Pacific (MPSF tournament)
Friday, 11:30 a.m.
No TV info
In a six-on-six scrimmage at the end of Tuesday night’s UCLA men’s water polo practice, the team’s defense could be seen bobbing up and down in the water in between plays.
While resembling a breath-holding contest, this tactic is used so that the defense isn’t aware of what attack scheme the offense will run.
This weekend’s Mountain Pacific Sports Federation Tournament similarly presents the No. 2 Bruins (25-3, 7-1 MPSF) with a difficult unknown, even though the team has already faced every conference squad at least once this season.
On Friday, UCLA will travel to USC to face No. 7 Pacific (12-10, 3-5), a team it has already defeated twice during this season.
The Bruins have been breaking down film of the Tigers’ most consistent threats in 6-foot-6-inch freshman utility Aleksandar Petrovic and the team’s leading scorer in junior attacker Balazs Erdelyi, but know their opponents will try to use unpredictability to their advantage come Friday.
“They have a very dynamic six-on-five so we’re trying to cover those steps, but at the end of the day, we never know what they’re going to run, so we just need to be fundamentally sound,” coach Adam Wright said.
Because there is such a short amount of time to recover in between games this weekend, fatigue will likely become a factor for UCLA and thus strong second-unit play will prove to be key.

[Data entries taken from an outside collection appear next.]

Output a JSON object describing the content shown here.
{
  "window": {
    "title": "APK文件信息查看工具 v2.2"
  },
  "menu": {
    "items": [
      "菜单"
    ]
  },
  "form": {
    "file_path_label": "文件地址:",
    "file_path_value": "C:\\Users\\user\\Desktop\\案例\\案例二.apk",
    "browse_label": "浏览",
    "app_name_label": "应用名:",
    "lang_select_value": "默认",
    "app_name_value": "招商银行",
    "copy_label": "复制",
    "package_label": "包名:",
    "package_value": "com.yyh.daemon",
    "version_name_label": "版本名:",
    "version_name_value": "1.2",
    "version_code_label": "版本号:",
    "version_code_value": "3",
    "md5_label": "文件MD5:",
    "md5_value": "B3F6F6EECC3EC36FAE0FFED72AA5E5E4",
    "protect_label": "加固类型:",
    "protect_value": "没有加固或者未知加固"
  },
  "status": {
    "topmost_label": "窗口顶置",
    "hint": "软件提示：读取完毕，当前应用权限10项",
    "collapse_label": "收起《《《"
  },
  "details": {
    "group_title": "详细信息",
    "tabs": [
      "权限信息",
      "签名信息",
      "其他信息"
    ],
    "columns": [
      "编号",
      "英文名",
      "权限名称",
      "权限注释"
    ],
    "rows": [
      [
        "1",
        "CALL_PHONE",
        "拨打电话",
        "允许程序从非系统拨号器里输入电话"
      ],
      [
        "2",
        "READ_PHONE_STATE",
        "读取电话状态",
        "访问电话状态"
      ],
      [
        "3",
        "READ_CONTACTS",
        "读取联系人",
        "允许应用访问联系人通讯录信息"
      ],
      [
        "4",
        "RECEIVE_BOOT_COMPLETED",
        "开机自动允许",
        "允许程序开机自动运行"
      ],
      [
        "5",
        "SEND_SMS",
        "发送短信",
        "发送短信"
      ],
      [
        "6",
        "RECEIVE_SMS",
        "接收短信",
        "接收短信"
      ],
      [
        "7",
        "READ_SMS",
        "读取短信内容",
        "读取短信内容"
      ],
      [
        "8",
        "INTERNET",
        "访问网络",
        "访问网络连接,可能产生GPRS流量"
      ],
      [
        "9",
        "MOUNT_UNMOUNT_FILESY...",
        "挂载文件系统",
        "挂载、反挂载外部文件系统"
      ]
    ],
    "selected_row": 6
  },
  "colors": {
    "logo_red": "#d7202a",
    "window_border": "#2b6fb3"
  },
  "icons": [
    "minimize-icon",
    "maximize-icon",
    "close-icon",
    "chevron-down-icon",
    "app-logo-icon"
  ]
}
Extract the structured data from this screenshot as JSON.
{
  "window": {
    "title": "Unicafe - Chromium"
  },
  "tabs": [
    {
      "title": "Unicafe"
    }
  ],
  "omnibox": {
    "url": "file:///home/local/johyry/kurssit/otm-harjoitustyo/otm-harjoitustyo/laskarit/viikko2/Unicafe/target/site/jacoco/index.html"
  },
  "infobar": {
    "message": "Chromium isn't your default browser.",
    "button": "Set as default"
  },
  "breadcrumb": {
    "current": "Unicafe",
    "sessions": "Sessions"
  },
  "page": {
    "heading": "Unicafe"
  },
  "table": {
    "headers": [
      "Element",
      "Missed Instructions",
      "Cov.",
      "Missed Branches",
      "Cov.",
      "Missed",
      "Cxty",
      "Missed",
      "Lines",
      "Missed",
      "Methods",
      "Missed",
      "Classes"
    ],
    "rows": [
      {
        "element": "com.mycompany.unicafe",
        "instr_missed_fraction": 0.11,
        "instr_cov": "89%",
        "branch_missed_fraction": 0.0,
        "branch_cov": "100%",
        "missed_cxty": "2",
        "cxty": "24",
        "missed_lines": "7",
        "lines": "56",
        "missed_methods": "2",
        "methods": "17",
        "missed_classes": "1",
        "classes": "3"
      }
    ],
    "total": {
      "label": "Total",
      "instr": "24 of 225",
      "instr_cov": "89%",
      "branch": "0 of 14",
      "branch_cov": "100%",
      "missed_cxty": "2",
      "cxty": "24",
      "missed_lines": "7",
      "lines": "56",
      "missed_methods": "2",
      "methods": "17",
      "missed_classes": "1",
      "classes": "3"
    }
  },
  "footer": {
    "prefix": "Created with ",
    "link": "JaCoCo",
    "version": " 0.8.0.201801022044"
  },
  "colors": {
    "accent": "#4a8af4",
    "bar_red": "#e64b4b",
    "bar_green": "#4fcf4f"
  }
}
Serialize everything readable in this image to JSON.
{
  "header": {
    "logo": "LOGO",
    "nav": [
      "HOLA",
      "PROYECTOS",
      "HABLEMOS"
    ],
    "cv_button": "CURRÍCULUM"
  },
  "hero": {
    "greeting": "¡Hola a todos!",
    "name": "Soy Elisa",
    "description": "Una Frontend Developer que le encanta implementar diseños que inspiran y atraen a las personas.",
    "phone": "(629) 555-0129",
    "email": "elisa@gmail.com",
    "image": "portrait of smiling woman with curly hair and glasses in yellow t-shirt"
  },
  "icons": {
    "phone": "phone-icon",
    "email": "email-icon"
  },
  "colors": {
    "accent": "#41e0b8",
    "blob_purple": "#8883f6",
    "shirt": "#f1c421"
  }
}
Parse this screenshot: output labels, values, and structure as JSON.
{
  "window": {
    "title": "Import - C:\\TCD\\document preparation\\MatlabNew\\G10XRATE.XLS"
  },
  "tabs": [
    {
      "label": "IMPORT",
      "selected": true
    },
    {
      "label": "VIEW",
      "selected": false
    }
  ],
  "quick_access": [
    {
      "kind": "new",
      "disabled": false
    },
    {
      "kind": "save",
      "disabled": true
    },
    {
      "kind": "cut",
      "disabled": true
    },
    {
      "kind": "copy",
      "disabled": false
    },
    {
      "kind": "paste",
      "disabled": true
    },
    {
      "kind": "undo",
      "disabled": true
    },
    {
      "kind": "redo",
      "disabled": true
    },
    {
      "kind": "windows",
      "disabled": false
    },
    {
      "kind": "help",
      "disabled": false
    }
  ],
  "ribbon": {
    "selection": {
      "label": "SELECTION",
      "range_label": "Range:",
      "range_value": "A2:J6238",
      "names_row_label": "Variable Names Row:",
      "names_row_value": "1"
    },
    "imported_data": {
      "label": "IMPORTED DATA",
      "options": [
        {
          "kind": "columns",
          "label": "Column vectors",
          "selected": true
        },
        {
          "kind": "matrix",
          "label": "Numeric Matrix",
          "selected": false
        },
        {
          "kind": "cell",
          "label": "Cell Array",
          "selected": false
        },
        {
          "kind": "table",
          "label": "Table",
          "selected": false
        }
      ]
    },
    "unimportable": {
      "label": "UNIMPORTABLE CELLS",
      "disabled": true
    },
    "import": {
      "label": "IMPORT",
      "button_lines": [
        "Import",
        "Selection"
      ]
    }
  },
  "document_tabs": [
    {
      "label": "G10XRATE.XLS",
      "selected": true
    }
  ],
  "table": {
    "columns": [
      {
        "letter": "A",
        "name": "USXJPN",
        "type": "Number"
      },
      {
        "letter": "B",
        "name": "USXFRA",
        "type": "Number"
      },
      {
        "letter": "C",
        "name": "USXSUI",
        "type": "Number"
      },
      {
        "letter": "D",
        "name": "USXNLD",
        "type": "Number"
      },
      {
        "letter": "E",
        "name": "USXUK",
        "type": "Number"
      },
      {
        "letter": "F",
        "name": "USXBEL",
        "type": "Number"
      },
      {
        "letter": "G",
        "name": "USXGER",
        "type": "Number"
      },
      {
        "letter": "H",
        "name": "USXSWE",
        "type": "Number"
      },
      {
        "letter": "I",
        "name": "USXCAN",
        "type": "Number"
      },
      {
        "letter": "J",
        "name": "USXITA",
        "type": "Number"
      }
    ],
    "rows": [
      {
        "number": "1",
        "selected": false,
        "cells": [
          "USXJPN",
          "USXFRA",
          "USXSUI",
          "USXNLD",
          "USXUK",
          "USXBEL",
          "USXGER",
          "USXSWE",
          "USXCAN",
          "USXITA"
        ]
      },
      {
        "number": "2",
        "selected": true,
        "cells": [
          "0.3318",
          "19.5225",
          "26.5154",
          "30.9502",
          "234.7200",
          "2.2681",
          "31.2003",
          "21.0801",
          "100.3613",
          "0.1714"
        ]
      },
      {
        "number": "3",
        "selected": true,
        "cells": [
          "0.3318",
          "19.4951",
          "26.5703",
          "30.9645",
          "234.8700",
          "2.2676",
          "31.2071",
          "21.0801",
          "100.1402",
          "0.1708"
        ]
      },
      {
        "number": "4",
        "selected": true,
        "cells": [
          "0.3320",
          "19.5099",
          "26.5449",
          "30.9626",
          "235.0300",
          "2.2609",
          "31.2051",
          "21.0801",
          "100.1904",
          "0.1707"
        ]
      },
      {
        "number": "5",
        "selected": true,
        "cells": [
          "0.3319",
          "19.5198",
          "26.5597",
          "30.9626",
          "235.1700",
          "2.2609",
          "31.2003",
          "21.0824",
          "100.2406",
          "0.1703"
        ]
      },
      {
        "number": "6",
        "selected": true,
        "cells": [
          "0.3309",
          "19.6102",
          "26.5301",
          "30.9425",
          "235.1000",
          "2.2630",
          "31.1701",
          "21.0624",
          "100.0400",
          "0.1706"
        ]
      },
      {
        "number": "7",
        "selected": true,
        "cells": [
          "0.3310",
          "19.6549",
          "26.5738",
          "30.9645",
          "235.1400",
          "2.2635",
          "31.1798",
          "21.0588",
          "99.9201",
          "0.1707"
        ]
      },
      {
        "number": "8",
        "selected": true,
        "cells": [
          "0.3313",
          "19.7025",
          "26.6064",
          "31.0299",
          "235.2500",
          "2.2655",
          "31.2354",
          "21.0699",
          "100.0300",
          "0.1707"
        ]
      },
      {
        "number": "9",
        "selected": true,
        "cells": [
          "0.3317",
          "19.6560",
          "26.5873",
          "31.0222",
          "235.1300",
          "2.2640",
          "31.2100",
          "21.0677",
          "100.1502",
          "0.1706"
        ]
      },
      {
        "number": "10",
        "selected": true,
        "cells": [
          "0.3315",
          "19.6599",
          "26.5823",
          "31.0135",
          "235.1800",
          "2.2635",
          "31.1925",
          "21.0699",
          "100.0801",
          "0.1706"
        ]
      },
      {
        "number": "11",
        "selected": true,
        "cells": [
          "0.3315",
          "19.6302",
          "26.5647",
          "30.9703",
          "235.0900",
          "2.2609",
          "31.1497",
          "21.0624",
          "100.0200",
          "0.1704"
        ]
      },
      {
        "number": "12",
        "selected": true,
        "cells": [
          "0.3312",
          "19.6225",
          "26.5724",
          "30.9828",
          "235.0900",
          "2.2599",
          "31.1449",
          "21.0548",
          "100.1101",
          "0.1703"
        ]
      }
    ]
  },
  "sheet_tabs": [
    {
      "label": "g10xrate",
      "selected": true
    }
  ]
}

“I think we’re a deep team,” said senior attacker Griffin White. “We have a lot of bodies that we can put in the water so we won’t miss a beat.”
In last season’s MPSF Tournament, which took place at UCLA’s Spieker Aquatics Center, the Bruins won three consecutive overtime games to earn their second MPSF title since 2009.
The rankings may indicate UCLA has performed better than all but one MPSF team so far this season, but the team insists that mental toughness will be crucial, with each game’s potential to turn into a nail-biter.
“The physical part is done,” senior goalkeeper Matt Rapacz said. “We’ve trained as hard as we can train, but for these tournaments, with three games in three days, you have to mentally prepare yourself.
“It’s going to be long, it’s going to be hard and every team is going to give it their all because it’s win or go home.”